Chip-maker Broadcom has withdrawn its bid for rival Qualcomm, two days after US President Donald Trump declared he would block the $142bn (£104bn) deal.
Broadcom announced on Wednesday it had formally abandoned its hostile takeover bid for Qualcomm. The mammoth offer would have created a new giant in the $400bn semi-conductor industry in the tech sector's biggest ever deal.
Broadcom launched its bid in November and had been gathering support from investors to secure a deal. However on Monday Mr Trump stepped in, citing national security concerns.
"Although we are disappointed with this outcome, Broadcom will comply with the order," Broadcom said in a statement.
Mr Trump had said a takeover of San Diego-based Qualcomm by Singaporean Broadcom could pave the way for Chinese companies to gain dominance in the US telecoms sector. The Presidential order said: "Broadcom… through exercising control of Qualcomm, might take action that threatens to impair the national security of the United States".
Last week, the US government delayed a shareholder meeting at Qualcomm to allow for a review by the Committee on Foreign Investment in the United States (Cfius).
Broadcom is set to continue its plans to move its headquarters to the US under chief executive Hock Tan. The move had initially been welcomed by Mr Trump, although the bid for Qualcomm had been seen as a threat to the US telecoms industry and future investment in 5G infrastructure, where Qualcomm is committed to spending.
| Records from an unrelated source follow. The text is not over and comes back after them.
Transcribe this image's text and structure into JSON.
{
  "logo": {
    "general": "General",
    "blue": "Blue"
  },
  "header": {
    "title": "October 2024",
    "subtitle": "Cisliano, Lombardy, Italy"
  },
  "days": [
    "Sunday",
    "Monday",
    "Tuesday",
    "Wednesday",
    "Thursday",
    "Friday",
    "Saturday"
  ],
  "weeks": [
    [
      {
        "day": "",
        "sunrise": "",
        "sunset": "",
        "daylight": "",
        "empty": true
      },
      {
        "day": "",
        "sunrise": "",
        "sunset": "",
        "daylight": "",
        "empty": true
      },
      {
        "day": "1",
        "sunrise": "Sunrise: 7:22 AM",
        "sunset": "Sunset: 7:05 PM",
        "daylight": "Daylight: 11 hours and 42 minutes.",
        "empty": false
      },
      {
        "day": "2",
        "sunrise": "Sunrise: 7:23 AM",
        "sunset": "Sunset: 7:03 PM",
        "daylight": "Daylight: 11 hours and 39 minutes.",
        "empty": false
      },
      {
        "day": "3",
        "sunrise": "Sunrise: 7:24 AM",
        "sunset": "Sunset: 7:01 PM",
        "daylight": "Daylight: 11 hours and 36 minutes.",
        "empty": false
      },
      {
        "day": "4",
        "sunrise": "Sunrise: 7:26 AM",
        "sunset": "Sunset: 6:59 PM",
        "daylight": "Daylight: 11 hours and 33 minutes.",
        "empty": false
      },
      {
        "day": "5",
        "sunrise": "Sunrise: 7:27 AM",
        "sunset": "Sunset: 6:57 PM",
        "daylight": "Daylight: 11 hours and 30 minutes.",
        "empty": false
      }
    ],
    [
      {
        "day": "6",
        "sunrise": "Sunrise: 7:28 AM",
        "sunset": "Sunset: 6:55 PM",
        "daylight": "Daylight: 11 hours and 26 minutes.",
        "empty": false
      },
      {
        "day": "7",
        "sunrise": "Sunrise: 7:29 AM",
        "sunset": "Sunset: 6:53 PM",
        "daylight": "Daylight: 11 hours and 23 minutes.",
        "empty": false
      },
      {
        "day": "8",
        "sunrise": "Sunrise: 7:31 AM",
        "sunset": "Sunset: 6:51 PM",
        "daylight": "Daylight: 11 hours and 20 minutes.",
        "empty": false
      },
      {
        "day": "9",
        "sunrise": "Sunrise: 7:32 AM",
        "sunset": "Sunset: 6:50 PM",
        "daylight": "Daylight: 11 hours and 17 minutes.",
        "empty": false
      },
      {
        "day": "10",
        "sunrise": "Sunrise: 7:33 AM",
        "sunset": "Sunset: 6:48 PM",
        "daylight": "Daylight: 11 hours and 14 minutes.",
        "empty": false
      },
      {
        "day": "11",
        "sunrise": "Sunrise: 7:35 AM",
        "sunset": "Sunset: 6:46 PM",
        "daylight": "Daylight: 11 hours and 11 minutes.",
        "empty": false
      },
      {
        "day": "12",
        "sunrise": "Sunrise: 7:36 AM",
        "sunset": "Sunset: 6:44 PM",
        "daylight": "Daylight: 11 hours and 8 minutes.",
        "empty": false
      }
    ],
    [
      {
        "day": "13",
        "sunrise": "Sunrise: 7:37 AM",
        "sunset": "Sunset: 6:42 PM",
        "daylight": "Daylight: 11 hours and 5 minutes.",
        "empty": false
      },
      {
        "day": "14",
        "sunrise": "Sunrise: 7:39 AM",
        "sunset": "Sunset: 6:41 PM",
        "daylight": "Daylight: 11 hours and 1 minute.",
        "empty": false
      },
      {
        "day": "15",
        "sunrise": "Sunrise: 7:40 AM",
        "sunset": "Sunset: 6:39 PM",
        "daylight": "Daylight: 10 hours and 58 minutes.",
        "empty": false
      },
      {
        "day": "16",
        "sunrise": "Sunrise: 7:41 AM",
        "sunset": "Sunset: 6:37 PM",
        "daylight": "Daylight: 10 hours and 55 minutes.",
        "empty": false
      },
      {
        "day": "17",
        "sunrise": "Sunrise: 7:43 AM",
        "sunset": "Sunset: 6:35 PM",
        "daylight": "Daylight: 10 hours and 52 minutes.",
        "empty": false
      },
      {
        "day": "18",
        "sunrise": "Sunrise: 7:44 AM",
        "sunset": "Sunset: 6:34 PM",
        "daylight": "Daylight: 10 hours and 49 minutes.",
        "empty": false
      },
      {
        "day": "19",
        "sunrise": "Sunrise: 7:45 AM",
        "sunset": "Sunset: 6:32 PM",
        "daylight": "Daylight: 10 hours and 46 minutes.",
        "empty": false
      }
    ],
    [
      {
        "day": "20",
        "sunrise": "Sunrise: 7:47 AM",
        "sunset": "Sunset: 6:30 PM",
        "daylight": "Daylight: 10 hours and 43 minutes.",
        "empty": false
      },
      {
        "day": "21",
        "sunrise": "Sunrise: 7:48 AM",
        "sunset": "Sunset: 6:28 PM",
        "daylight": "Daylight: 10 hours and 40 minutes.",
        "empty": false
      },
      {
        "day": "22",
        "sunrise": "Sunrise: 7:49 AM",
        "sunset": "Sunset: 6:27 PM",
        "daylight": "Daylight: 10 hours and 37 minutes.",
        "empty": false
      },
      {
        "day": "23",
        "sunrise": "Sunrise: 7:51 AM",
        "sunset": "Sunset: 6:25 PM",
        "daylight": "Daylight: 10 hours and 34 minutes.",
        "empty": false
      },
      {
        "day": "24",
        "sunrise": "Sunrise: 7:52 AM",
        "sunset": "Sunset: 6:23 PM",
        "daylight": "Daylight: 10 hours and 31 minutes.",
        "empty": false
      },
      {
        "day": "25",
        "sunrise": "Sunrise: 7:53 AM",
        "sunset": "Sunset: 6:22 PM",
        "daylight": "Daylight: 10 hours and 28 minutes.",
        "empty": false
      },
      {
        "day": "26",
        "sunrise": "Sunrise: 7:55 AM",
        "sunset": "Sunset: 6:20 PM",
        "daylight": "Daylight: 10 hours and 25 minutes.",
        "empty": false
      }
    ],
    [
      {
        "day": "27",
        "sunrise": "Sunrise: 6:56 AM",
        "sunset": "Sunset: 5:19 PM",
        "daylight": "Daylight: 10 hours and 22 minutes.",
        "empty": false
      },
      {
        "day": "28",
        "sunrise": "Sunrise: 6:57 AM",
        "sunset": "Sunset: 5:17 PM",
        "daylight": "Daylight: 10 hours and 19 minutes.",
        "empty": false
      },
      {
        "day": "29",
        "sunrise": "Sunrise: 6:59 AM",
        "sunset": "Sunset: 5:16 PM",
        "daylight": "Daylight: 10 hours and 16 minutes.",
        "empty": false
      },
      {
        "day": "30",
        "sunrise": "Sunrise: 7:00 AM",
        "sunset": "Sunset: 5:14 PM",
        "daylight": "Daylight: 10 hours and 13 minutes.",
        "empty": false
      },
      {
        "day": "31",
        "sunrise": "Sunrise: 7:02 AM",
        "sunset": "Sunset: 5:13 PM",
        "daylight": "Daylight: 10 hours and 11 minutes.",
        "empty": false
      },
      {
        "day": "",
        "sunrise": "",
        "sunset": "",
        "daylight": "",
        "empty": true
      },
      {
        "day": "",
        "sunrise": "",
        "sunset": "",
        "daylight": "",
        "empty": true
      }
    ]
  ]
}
Although such a presidential intervention on a major deal is rare, the Trump administration has made a point of defending US microchip companies. It blocked a $1.3bn Chinese deal for Oregon’s Lattice Semiconductor, and forced Britain’s Imagination Technologies to sell off its US-headquartered division MIPS before the company was bought by a Chinese fund.